I don’t see anything unusual in a middle class white woman undertaking such a journey. For me the colour is irrelevant. It’s the shared humanity that matters — the adults and small children I read about contracted to live and work in environments of physical and sexual abuses, of starvation rations and lousy conditions. These sufferers might be any one of us here, in another time and another place.

We are all human. We all feel pain and shock in enduring such hardships or in learning of them. I believe that in knowing these things now we can choose either to turn our backs and walk away or to link arms and say we will walk together on a journey to bring truth to our national history.

Whether I succeed or fail in my task, I can look my children and grandchildren in the eye and say I tried to play my part in righting a terrible wrong. I’m only one of many, and many were already fighting for justice while I lived in ignorance.

My hope for this book is that it might offer a strategy to force our governments to be accountable in our courts of law to settle this sorry saga on just terms which do not cheat people of their rights. I would like just once in my life, for those Premiers and Prime Ministers, who supposedly act in our names, to act with integrity, with true compassion and with honour.

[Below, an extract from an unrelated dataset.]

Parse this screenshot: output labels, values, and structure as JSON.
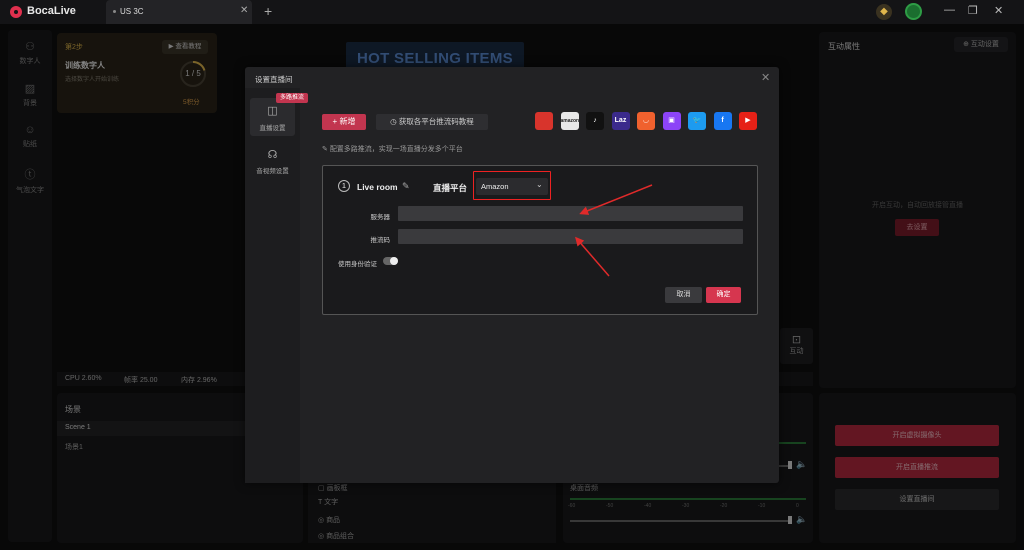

Ah well, I always was a dreamer. Thank you.

Due to lack of space, we’re unable to include all the names of people acknowledged by Dr Kidd. Please accept our apologies for any unintended offence. —Kasama Editor

Trustees on Trial Trustees on Trial:
Recovering the stolen wages
by Rosalind Kidd

September 2006
Aboriginal Studies Press, Canberra
paperback, 224pp, Aus$34.95 incl. GST
ISBN (13) 978 0 85575 546 1

Aboriginal Studies Press (ASP) is the publishing arm of the Australian Institute of Aboriginal and Torres Strait Islander Studies (AIATSIS).

Aboriginal Studies Press
Telephone:+61 (0)2 6246 1183

Also by Rosalind Kidd:
"The Way We Civilise", University of Queensland Press, 1997
"Black Lives, Government Lies", University Of New South Wales Press, 2000